Page and application data records:
◆ ◆ ◆ ◆

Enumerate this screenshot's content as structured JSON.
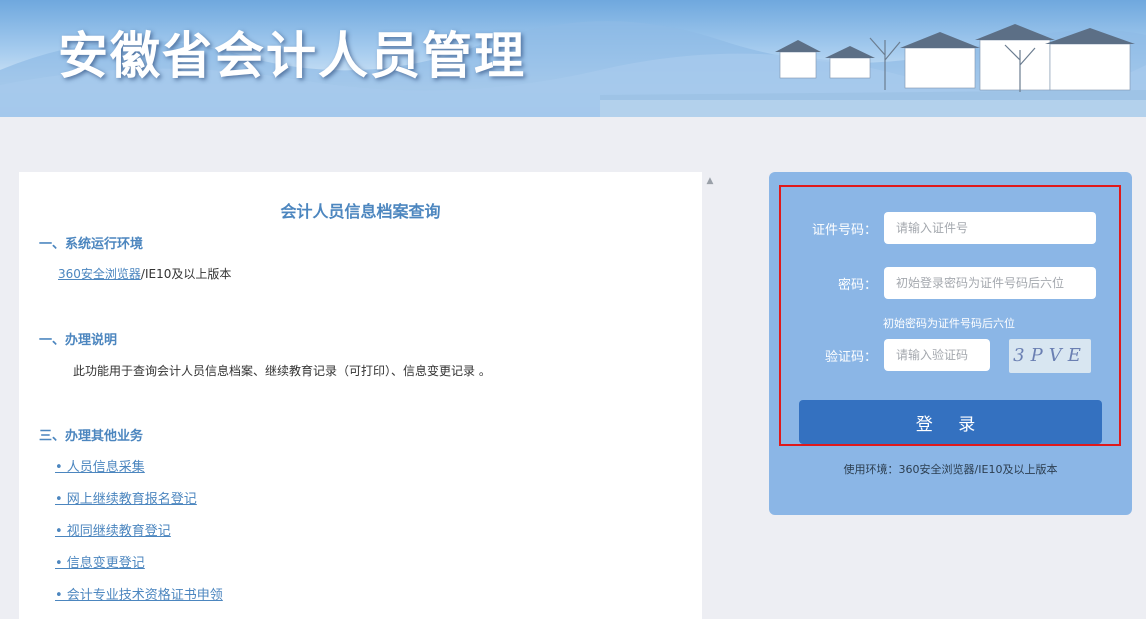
{
  "header": {
    "title": "安徽省会计人员管理"
  },
  "info": {
    "title": "会计人员信息档案查询",
    "sections": [
      {
        "heading": "一、系统运行环境",
        "link": "360安全浏览器",
        "rest": "/IE10及以上版本"
      },
      {
        "heading": "一、办理说明",
        "text": "此功能用于查询会计人员信息档案、继续教育记录（可打印）、信息变更记录 。"
      },
      {
        "heading": "三、办理其他业务"
      }
    ],
    "business_links": [
      "• 人员信息采集",
      "• 网上继续教育报名登记",
      "• 视同继续教育登记",
      "• 信息变更登记",
      "• 会计专业技术资格证书申领"
    ]
  },
  "login": {
    "id_label": "证件号码：",
    "id_placeholder": "请输入证件号",
    "password_label": "密码：",
    "password_placeholder": "初始登录密码为证件号码后六位",
    "password_hint": "初始密码为证件号码后六位",
    "captcha_label": "验证码：",
    "captcha_placeholder": "请输入验证码",
    "captcha_text": "3PVE",
    "submit_label": "登 录",
    "env_note": "使用环境：360安全浏览器/IE10及以上版本"
  },
  "colors": {
    "accent": "#4c86bf",
    "login_panel": "#8bb6e6",
    "login_button": "#3471c0",
    "highlight_frame": "#e0191b"
  }
}
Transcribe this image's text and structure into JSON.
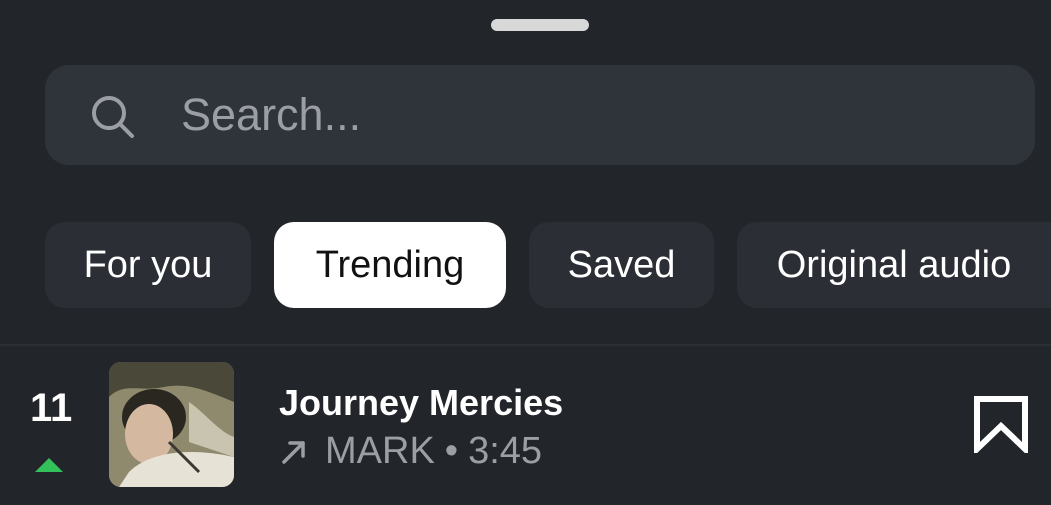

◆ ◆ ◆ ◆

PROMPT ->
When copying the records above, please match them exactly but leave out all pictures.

SOLVED EXERCISE ->
Enumerate this screenshot's content as structured JSON.
{
  "header": {
    "title": "安徽省会计人员管理"
  },
  "info": {
    "title": "会计人员信息档案查询",
    "sections": [
      {
        "heading": "一、系统运行环境",
        "link": "360安全浏览器",
        "rest": "/IE10及以上版本"
      },
      {
        "heading": "一、办理说明",
        "text": "此功能用于查询会计人员信息档案、继续教育记录（可打印）、信息变更记录 。"
      },
      {
        "heading": "三、办理其他业务"
      }
    ],
    "business_links": [
      "• 人员信息采集",
      "• 网上继续教育报名登记",
      "• 视同继续教育登记",
      "• 信息变更登记",
      "• 会计专业技术资格证书申领"
    ]
  },
  "login": {
    "id_label": "证件号码：",
    "id_placeholder": "请输入证件号",
    "password_label": "密码：",
    "password_placeholder": "初始登录密码为证件号码后六位",
    "password_hint": "初始密码为证件号码后六位",
    "captcha_label": "验证码：",
    "captcha_placeholder": "请输入验证码",
    "captcha_text": "3PVE",
    "submit_label": "登 录",
    "env_note": "使用环境：360安全浏览器/IE10及以上版本"
  },
  "colors": {
    "accent": "#4c86bf",
    "login_panel": "#8bb6e6",
    "login_button": "#3471c0",
    "highlight_frame": "#e0191b"
  }
}
Transcribe this image's text and structure into JSON.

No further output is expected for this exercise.